▶ _Task objective_: In the entries below, tally the lines that contain the string "Strg", then state that number alone.

════

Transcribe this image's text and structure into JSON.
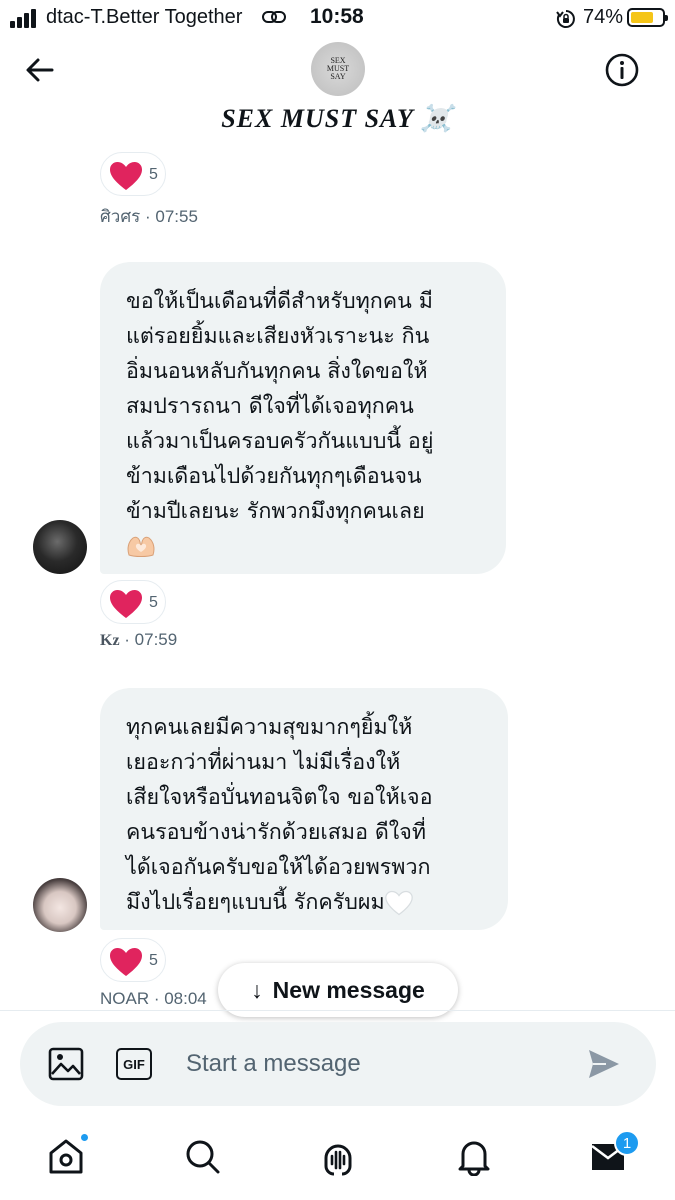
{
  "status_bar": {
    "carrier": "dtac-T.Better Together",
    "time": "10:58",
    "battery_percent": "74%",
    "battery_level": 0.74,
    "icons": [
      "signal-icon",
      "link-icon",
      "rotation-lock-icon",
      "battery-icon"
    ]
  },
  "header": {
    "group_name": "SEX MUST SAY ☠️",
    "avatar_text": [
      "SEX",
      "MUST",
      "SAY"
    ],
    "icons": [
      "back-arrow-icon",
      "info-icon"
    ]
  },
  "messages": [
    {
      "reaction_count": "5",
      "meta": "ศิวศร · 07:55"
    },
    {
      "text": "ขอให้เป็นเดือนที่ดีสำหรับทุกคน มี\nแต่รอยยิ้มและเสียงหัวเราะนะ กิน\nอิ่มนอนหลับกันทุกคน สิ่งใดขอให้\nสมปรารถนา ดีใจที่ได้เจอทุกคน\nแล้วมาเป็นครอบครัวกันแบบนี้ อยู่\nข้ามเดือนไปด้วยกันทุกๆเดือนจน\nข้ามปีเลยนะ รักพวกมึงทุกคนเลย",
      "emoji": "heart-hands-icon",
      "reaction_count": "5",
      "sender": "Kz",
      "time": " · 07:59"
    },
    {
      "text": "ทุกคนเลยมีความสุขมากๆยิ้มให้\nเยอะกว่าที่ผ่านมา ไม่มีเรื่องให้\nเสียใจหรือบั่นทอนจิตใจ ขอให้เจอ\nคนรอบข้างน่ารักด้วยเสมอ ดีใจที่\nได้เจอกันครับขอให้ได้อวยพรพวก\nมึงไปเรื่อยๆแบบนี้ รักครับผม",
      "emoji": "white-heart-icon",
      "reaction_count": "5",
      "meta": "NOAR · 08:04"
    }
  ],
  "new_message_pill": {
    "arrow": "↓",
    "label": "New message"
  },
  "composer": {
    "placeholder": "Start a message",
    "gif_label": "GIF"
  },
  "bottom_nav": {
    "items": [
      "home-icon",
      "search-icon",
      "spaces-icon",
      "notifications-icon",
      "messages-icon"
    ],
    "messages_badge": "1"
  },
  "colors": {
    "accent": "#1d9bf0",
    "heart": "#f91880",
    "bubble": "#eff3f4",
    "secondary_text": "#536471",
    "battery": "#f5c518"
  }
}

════

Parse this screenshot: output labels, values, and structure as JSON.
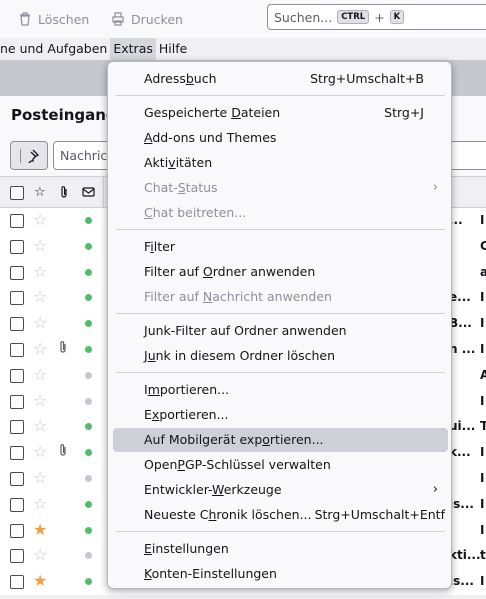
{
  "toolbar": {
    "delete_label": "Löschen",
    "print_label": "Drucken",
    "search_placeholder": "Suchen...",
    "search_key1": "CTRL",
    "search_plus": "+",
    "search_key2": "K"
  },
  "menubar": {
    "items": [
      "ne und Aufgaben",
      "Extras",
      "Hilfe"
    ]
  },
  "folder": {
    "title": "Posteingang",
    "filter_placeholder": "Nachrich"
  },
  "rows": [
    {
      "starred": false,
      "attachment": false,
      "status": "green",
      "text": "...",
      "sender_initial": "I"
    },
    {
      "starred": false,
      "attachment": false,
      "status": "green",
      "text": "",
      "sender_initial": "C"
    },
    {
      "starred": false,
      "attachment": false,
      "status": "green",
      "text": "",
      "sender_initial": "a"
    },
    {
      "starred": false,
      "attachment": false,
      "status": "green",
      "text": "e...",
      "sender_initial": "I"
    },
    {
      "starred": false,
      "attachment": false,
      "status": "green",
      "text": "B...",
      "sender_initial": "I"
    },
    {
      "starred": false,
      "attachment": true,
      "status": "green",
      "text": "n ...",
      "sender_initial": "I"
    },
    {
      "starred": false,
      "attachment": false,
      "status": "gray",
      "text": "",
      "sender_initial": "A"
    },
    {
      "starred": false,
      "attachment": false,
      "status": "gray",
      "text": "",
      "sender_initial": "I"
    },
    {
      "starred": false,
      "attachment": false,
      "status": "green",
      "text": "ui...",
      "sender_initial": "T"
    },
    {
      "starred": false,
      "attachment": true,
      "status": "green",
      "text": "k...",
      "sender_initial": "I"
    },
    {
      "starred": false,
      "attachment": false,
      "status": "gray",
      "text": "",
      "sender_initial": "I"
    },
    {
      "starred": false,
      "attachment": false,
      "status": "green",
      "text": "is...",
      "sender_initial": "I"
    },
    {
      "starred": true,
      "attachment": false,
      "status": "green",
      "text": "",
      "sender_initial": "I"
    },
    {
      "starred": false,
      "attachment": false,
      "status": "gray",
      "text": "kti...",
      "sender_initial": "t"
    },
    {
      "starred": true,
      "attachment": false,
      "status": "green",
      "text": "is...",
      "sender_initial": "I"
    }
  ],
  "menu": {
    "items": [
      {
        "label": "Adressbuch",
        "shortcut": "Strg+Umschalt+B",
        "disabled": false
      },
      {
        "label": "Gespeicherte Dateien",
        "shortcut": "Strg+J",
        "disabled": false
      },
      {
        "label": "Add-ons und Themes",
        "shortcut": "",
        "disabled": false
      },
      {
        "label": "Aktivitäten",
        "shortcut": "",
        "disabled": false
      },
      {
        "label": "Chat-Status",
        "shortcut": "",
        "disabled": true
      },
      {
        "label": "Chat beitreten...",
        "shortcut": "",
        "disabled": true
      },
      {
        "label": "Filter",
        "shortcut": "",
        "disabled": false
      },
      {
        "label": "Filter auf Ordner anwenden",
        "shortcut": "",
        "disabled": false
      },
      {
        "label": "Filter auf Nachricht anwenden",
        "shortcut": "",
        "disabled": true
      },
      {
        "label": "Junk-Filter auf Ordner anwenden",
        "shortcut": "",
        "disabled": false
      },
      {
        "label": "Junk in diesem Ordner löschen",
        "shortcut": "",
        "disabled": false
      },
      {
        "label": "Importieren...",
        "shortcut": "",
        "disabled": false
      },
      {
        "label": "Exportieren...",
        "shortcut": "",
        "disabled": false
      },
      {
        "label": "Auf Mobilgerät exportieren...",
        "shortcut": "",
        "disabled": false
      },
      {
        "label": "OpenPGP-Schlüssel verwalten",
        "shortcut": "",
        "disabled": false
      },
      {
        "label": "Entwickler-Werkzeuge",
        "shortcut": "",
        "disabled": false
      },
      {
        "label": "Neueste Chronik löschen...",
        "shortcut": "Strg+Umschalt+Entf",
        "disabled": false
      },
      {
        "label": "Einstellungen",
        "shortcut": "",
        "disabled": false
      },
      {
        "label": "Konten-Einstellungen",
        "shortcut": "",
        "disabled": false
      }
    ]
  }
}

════

▶ _Answer for the task_: 3